**Task**
Repeat every line that appears below, with nothing altered.

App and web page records
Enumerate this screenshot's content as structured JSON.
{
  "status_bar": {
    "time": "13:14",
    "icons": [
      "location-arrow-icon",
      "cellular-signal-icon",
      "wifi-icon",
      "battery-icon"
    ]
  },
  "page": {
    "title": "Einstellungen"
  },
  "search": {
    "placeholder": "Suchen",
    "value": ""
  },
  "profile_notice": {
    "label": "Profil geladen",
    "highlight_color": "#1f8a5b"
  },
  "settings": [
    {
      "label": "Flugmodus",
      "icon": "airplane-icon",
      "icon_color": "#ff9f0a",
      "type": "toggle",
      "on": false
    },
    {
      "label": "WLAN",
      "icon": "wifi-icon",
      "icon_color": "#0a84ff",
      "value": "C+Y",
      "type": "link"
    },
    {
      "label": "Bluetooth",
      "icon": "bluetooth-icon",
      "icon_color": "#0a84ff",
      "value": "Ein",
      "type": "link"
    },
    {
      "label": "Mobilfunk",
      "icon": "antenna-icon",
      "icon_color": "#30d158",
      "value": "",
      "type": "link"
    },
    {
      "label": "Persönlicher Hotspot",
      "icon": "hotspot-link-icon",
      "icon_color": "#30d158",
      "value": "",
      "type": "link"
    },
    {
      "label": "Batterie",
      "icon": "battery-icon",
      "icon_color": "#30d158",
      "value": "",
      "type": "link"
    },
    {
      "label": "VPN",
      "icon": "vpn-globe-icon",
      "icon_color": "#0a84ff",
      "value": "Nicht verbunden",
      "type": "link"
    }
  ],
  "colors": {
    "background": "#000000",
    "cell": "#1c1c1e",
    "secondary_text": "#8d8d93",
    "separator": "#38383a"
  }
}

**Response box**
Enumerate this screenshot's content as structured JSON.
{
  "status_bar": {
    "time": "13:14",
    "icons": [
      "location-arrow-icon",
      "cellular-signal-icon",
      "wifi-icon",
      "battery-icon"
    ]
  },
  "page": {
    "title": "Einstellungen"
  },
  "search": {
    "placeholder": "Suchen",
    "value": ""
  },
  "profile_notice": {
    "label": "Profil geladen",
    "highlight_color": "#1f8a5b"
  },
  "settings": [
    {
      "label": "Flugmodus",
      "icon": "airplane-icon",
      "icon_color": "#ff9f0a",
      "type": "toggle",
      "on": false
    },
    {
      "label": "WLAN",
      "icon": "wifi-icon",
      "icon_color": "#0a84ff",
      "value": "C+Y",
      "type": "link"
    },
    {
      "label": "Bluetooth",
      "icon": "bluetooth-icon",
      "icon_color": "#0a84ff",
      "value": "Ein",
      "type": "link"
    },
    {
      "label": "Mobilfunk",
      "icon": "antenna-icon",
      "icon_color": "#30d158",
      "value": "",
      "type": "link"
    },
    {
      "label": "Persönlicher Hotspot",
      "icon": "hotspot-link-icon",
      "icon_color": "#30d158",
      "value": "",
      "type": "link"
    },
    {
      "label": "Batterie",
      "icon": "battery-icon",
      "icon_color": "#30d158",
      "value": "",
      "type": "link"
    },
    {
      "label": "VPN",
      "icon": "vpn-globe-icon",
      "icon_color": "#0a84ff",
      "value": "Nicht verbunden",
      "type": "link"
    }
  ],
  "colors": {
    "background": "#000000",
    "cell": "#1c1c1e",
    "secondary_text": "#8d8d93",
    "separator": "#38383a"
  }
}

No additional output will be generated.